John Legere just got done announcing yet another uncarrier initiative, and now we see what all those changes have earned the smallest national carrier—it's not actually the smallest anymore. T-Mobile reports 2.1 million net customer additions in Q2, bringing its subscriber count to 58.9 million. Sprint has only 57.1 million customers.
Not everyone needs an expensive flagship smartphone, and for those people, Sprint and Samsung have a new option. The Samsung Galaxy Grand Prime is launching on July 10th with admittedly modest specs, but a competitive price (for CDMA carrier phones).
Remember the days when telecom CEOs were uptight guys in suits whose names you would never even know? Well, then John Legere happened. T-Mobile's bombastic CEO has been regularly poking fun at the competition ever since starting the Uncarrier initiatives, and Sprint's new CEO Marcelo Claure is sick of hearing it. After Legere blasted Sprint's recent All In blunder, Claure fired back in a series of vitriolic tweets. Read More
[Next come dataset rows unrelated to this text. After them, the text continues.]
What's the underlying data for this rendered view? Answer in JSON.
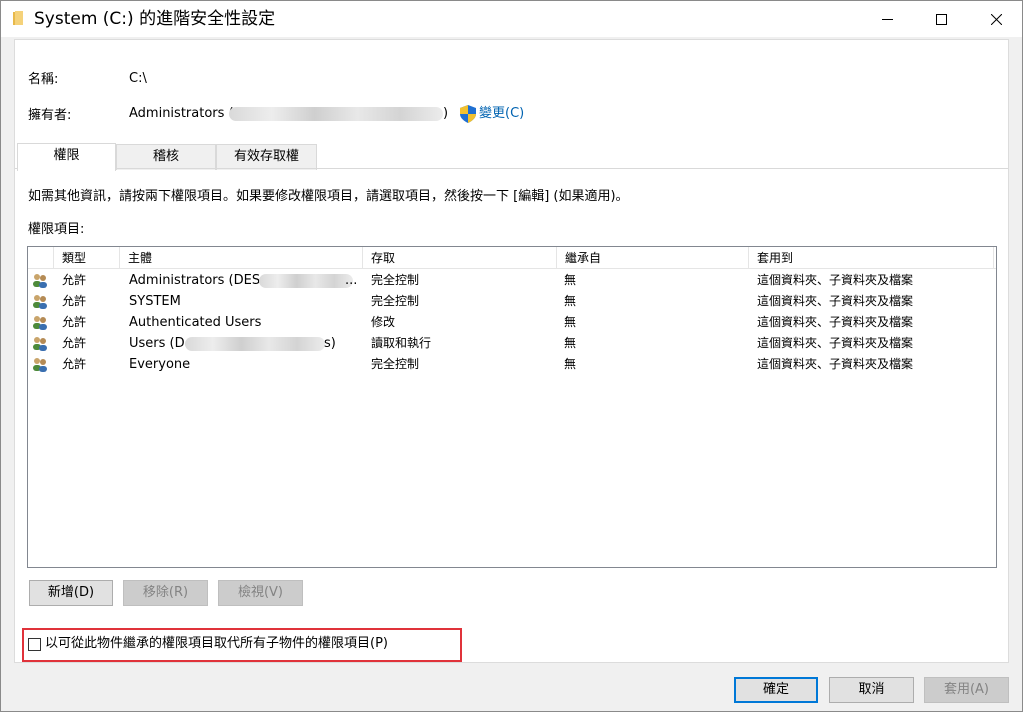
{
  "window": {
    "title": "System (C:) 的進階安全性設定"
  },
  "info": {
    "name_label": "名稱:",
    "name_value": "C:\\",
    "owner_label": "擁有者:",
    "owner_value_prefix": "Administrators (",
    "owner_value_suffix": ")",
    "change_link": "變更(C)"
  },
  "tabs": [
    {
      "label": "權限",
      "active": true
    },
    {
      "label": "稽核",
      "active": false
    },
    {
      "label": "有效存取權",
      "active": false
    }
  ],
  "instructions": "如需其他資訊，請按兩下權限項目。如果要修改權限項目，請選取項目，然後按一下 [編輯] (如果適用)。",
  "list_label": "權限項目:",
  "columns": [
    "類型",
    "主體",
    "存取",
    "繼承自",
    "套用到"
  ],
  "entries": [
    {
      "type": "允許",
      "principal": "Administrators (DESK",
      "principal_tail": "...",
      "access": "完全控制",
      "inherited": "無",
      "applies": "這個資料夾、子資料夾及檔案"
    },
    {
      "type": "允許",
      "principal": "SYSTEM",
      "principal_tail": "",
      "access": "完全控制",
      "inherited": "無",
      "applies": "這個資料夾、子資料夾及檔案"
    },
    {
      "type": "允許",
      "principal": "Authenticated Users",
      "principal_tail": "",
      "access": "修改",
      "inherited": "無",
      "applies": "這個資料夾、子資料夾及檔案"
    },
    {
      "type": "允許",
      "principal": "Users (D",
      "principal_tail": "s)",
      "access": "讀取和執行",
      "inherited": "無",
      "applies": "這個資料夾、子資料夾及檔案"
    },
    {
      "type": "允許",
      "principal": "Everyone",
      "principal_tail": "",
      "access": "完全控制",
      "inherited": "無",
      "applies": "這個資料夾、子資料夾及檔案"
    }
  ],
  "buttons": {
    "add": "新增(D)",
    "remove": "移除(R)",
    "view": "檢視(V)"
  },
  "replace_checkbox": {
    "label": "以可從此物件繼承的權限項目取代所有子物件的權限項目(P)",
    "checked": false
  },
  "footer": {
    "ok": "確定",
    "cancel": "取消",
    "apply": "套用(A)"
  },
  "colors": {
    "link": "#0063b1",
    "highlight_outline": "#e0323a",
    "primary_border": "#0078d7"
  }
}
Today, Sprint announced a new phone plan called "All-In": $80 a month (plus tax and surcharges) gets you unlimited talk, text, and high-speed data[FOOTNOTE GOES HERE]. As you can probably see in the title of this post, this new new plan is terrible, dumb, and you shouldn't support it, because it's complete bullshit that Sprint is even allowed to do this. Read More
Sprint would really like you to buy a phone. Really. So much so that they're willing to throw a salesperson and a bunch of phones in a branded car and drive to your door to sell it to you, preferably along with a service contract and a $30 case. The new Direct 2 You service will also offer assistance to existing Sprint customers; the example given in the press release is moving data from one phone to the other. Read More
The Federal Communications Commission is taking action, and wireless carriers are now on guard. Once the government department's new net-neutrality rules took effect on Friday, Sprint stopped throttling customers on unlimited plans, according to The Wall Street Journal. The carrier says its policy would have been allowed under the new rules, but it made the change anyway just to be sure.
Sprint made this decision a few days before the FCC fined AT&T $100 million for making misleading promises of unlimited data. Read More